Component data from apps and pages:

====

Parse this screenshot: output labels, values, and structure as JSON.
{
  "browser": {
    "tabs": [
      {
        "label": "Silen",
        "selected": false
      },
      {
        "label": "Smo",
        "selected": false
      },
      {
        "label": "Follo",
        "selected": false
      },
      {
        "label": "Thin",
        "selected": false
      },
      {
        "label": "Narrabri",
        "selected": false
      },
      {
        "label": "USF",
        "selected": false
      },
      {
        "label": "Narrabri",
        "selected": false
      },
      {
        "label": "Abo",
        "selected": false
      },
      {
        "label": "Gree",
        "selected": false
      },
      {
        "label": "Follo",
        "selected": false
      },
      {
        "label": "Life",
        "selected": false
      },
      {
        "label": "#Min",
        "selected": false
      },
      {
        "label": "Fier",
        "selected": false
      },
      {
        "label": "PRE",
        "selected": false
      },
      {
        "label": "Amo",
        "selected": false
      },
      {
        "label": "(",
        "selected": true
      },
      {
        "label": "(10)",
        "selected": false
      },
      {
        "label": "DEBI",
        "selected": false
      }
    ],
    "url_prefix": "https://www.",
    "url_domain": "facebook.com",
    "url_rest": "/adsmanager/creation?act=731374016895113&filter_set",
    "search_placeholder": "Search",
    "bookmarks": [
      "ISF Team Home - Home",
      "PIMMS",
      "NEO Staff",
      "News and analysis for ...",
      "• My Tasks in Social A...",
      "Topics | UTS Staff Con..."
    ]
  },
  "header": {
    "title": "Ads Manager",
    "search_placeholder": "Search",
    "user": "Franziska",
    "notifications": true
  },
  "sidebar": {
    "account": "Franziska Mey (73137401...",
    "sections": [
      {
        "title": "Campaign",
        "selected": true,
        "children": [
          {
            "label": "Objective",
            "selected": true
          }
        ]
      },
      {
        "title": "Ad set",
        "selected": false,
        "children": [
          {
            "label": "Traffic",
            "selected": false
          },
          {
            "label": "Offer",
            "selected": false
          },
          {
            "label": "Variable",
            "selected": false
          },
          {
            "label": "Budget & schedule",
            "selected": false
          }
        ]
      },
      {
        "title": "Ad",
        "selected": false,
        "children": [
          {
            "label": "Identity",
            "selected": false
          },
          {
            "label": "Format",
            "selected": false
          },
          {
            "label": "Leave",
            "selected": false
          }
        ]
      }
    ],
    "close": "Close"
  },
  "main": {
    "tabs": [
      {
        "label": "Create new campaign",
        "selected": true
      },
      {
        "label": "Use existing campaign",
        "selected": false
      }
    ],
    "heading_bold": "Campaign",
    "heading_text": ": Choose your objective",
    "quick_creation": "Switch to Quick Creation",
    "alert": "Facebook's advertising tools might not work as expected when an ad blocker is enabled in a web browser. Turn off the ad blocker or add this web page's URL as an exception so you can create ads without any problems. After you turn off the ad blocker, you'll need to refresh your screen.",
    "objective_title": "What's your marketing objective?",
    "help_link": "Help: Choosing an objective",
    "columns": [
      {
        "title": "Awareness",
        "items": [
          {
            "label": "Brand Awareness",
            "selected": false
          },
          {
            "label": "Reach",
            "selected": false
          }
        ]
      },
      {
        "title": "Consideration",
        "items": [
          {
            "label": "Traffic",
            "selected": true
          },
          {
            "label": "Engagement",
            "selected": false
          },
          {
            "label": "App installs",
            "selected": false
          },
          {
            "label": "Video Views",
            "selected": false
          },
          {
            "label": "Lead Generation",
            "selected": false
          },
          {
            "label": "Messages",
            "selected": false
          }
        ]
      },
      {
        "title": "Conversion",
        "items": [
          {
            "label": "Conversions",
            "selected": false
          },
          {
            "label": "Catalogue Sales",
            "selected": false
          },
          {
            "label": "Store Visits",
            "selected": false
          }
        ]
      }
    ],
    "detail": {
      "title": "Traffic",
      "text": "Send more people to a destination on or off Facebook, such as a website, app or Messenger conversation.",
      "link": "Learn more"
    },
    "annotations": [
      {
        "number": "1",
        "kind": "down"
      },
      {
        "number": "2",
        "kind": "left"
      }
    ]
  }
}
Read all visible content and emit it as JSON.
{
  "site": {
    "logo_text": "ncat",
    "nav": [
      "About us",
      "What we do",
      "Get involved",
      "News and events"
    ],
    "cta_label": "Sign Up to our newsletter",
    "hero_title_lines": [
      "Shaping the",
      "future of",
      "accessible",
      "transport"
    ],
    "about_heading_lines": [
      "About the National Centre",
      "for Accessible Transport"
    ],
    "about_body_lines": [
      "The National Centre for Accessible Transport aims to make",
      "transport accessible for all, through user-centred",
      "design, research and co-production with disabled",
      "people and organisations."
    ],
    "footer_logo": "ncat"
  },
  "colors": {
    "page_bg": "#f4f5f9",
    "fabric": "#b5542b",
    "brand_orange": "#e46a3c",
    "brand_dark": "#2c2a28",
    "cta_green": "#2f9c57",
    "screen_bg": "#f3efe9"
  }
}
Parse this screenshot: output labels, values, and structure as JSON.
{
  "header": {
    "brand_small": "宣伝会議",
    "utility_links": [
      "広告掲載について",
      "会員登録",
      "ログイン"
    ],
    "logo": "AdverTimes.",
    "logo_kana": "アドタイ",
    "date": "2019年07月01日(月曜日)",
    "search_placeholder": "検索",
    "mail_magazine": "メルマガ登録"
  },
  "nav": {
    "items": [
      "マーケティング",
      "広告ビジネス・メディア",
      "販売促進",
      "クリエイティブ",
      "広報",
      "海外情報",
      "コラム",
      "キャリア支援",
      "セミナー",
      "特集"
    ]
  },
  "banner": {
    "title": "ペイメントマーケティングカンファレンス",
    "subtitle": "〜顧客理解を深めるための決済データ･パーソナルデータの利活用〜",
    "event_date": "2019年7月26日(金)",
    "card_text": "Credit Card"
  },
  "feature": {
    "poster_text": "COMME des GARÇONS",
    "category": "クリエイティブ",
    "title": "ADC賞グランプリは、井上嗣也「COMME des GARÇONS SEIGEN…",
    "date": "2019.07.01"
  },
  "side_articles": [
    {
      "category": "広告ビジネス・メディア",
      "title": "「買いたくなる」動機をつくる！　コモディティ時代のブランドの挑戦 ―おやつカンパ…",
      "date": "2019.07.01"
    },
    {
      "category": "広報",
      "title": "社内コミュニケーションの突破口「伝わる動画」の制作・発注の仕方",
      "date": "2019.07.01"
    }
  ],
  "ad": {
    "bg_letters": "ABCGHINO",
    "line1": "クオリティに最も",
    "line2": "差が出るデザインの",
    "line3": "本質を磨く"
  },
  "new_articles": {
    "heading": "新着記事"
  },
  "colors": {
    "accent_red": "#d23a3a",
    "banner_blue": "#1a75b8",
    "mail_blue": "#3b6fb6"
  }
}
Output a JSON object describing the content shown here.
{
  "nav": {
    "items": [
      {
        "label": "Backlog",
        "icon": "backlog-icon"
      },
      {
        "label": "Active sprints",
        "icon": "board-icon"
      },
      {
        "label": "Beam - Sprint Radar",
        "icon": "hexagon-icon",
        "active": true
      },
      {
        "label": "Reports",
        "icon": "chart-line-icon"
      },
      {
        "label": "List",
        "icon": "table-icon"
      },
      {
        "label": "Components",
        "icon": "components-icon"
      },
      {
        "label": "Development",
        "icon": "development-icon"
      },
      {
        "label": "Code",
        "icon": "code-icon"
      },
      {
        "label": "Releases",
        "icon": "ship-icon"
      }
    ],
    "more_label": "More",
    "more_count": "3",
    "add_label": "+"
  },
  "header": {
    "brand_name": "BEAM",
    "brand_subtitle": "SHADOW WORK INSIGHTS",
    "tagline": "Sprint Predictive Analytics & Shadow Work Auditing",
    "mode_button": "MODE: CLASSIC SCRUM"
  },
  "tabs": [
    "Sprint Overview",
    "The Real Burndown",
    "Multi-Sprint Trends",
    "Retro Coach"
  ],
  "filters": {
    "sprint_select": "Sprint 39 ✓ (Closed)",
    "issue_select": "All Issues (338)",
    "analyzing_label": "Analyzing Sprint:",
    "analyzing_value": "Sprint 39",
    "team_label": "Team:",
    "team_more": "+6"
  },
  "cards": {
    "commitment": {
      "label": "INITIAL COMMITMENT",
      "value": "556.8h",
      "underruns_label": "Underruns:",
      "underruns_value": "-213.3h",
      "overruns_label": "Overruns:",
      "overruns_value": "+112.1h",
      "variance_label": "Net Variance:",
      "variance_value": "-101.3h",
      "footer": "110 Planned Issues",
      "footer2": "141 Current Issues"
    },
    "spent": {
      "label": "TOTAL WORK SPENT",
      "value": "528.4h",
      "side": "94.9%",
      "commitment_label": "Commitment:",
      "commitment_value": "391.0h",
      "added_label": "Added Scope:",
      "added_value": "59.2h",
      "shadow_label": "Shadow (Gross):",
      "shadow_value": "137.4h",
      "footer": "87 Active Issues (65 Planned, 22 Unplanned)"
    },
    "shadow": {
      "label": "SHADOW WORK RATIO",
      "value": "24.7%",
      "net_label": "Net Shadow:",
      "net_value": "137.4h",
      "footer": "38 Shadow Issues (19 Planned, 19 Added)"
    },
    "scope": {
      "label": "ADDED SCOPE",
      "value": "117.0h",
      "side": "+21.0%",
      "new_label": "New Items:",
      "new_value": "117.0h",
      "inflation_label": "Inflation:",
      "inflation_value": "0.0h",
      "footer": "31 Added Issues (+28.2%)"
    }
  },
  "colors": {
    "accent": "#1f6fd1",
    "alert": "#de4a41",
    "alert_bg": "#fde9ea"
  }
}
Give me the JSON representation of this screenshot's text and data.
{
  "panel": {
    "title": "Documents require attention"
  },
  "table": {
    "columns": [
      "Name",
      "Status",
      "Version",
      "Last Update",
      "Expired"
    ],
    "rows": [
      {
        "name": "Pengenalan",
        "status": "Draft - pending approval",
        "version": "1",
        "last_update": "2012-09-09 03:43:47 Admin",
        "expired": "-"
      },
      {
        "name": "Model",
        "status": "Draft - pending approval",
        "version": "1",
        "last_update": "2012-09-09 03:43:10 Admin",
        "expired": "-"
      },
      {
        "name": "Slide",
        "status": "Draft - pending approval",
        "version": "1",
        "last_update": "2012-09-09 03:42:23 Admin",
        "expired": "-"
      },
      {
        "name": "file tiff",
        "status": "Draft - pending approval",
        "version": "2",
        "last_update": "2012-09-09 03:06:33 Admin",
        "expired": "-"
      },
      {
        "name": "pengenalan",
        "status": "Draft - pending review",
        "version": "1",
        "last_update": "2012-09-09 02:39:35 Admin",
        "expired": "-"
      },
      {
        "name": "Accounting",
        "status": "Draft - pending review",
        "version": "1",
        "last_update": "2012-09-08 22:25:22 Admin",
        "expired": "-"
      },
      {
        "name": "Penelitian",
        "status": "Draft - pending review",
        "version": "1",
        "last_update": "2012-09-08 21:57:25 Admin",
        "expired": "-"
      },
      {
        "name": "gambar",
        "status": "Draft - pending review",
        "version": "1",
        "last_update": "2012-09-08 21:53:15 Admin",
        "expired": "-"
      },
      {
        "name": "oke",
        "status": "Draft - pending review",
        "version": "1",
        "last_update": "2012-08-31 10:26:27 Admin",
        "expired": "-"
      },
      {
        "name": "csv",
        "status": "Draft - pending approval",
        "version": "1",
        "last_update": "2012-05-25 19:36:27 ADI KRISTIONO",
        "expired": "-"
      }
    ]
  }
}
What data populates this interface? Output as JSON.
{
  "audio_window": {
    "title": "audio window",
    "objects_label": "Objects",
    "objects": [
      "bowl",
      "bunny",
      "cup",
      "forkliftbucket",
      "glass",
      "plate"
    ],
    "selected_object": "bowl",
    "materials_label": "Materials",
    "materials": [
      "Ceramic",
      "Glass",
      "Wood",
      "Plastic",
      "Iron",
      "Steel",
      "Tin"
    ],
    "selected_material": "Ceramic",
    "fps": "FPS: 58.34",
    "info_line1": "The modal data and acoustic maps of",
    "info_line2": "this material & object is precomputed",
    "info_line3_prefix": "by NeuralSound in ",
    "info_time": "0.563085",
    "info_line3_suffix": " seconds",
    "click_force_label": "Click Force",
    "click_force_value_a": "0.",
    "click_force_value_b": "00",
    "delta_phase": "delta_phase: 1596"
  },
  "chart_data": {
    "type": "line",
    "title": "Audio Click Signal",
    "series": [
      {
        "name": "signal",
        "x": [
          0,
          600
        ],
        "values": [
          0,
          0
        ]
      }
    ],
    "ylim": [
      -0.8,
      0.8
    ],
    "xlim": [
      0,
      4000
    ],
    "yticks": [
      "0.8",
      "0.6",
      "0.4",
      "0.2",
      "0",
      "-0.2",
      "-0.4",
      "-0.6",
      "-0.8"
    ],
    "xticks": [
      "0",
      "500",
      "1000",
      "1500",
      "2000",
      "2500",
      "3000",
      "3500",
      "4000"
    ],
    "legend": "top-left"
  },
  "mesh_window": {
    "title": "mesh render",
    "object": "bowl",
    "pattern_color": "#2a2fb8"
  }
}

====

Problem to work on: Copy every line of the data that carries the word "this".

Response:
Parse this screenshot: output labels, values, and structure as JSON.
    "alert": "Facebook's advertising tools might not work as expected when an ad blocker is enabled in a web browser. Turn off the ad blocker or add this web page's URL as an exception so you can create ads without any problems. After you turn off the ad blocker, you'll need to refresh your screen.",
Parse this screenshot: output labels, values, and structure as JSON.
Give me the JSON representation of this screenshot's text and data.
What data populates this interface? Output as JSON.
    "info_line2": "this material & object is precomputed",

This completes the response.